4 Key Factors in a Debtor Creditor Relationship

Voluntary creditor – debtor relationships of many kinds develop between businesses, just as they extend between individuals. Even companies can and do sometimes reach out to other companies with courtesies, gratitude, obligations, respect, and assistance of many kinds.

There are important factors to consider in every formal creditor – debtor relationship and all these are expected to be included in a legally binding agreement (or contract). These contracts or agreements more or less always include an unambiguous and detailed description of the following:

1. Time span of the Relationship

For instance, a loan contract is always expected to state the time span over which the specific creditor – debtor relationship should exist. With bank loans, this tends to include a payment schedule with specific calendar dates. Also, credit card plans specify payment timing requirements. Bond investors are known to receive a statement with their purchase with the issuer’s commitment to interest payments and the bond’s maturity date.

2. Contract Flexibility

Every contractor agreement is meant to describe legal changes, if any that can be made to the time frame or payment terms during the life of the relationship. Note that these changes might include, for instance, a clause allowing the debtor to make an early payoff. In addition, allowable changes may include the creditor’s right to recall (revoke or take back) the loan before the end of its planned life.

3. Rights and Responsibilities

Also note that contract is expected to state certain rights and responsibilities of both debtor and creditor, explicitly, extensively, and in complete detail. Also both parties affirm agreement to these terms with hand – written signatures on paper, and these may or may not require signed witness by a responsible third party, such as a Notary Public. Some contracts instead call for affirmation or agreement by electronic signature.

In terms of a secured loan, the creditor more or less has some claim to the loan collateral or other of the debtor’s assets, if the debtor fails to repay the loan as agreed. Businesses or individuals who buy bonds, for instance, are voluntarily lending money to the issuing organization and become its creditors.

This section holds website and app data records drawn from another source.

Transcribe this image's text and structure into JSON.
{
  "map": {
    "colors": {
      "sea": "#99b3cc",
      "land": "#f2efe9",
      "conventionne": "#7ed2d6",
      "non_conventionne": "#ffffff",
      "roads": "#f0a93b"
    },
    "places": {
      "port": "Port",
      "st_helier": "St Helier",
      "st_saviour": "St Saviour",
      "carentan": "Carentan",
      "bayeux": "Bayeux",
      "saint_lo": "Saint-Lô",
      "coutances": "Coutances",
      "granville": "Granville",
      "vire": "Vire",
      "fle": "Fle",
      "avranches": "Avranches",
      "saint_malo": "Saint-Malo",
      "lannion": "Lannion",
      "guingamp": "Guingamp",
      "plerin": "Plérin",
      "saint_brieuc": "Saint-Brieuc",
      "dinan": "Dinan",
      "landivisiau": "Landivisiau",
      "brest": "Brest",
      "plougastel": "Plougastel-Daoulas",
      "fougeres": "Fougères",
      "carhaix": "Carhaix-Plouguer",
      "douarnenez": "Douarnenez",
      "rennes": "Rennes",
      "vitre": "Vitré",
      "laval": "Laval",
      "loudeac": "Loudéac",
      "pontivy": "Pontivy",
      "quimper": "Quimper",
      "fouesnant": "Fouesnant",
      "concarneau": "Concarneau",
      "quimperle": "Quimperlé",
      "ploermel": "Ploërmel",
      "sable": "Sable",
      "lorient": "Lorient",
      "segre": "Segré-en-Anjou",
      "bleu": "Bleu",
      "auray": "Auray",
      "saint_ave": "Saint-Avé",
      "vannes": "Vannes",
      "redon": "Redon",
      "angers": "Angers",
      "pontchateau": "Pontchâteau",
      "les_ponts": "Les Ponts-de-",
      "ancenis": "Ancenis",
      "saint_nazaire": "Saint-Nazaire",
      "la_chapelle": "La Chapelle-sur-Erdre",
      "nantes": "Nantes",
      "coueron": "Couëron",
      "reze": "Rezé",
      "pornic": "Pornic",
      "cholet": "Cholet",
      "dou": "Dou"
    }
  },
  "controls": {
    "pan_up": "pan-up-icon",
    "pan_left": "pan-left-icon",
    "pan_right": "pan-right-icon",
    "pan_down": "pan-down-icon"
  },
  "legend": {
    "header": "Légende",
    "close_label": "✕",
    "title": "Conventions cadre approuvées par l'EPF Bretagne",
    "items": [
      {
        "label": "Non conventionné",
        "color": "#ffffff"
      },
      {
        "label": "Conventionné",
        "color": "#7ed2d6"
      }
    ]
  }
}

If a bond – issuing company shuts down and liquidates, the company is expected to pay the claims of bond holding creditors before it pays preferred share stock owners. In liquidation, owners of common stock shares have the lowest payment priority. Howbeit, common stock shareholders are paid only if liquidation funds remain after paying higher priority creditors.

4. Remedies and Solutions

In principle, debt contracts state, clearly, solutions available to both parties should one or the other party fail to meet the terms of the agreement. However, in reality, these statements deal almost exclusively with remedies available to the creditor should the debtor fail to meet payment terms.

Normally, when customers fail to pay on time or otherwise fail to meet payment agreements, the creditor bank or merchant still tries for a period to persuade the customer to pay. In this agreement or contract, creditors specify in advance the number of days they can let these attempts continue, for example, 30, 60 or 120 days. If the customer does pay during that time, the creditor may or may not add a “late charge.”

Conclusion

The relationship between a creditor and a debtor is vital to understand in order to achieve operational excellence. However, if you need more insight on how to manage positive creditor relations or you are seeking an effective medium to communicate the information in a sensible manner, talking to an attorney or reputed consultancies that deal in business and investor relations would be in your best interest.

Joy Nwokoro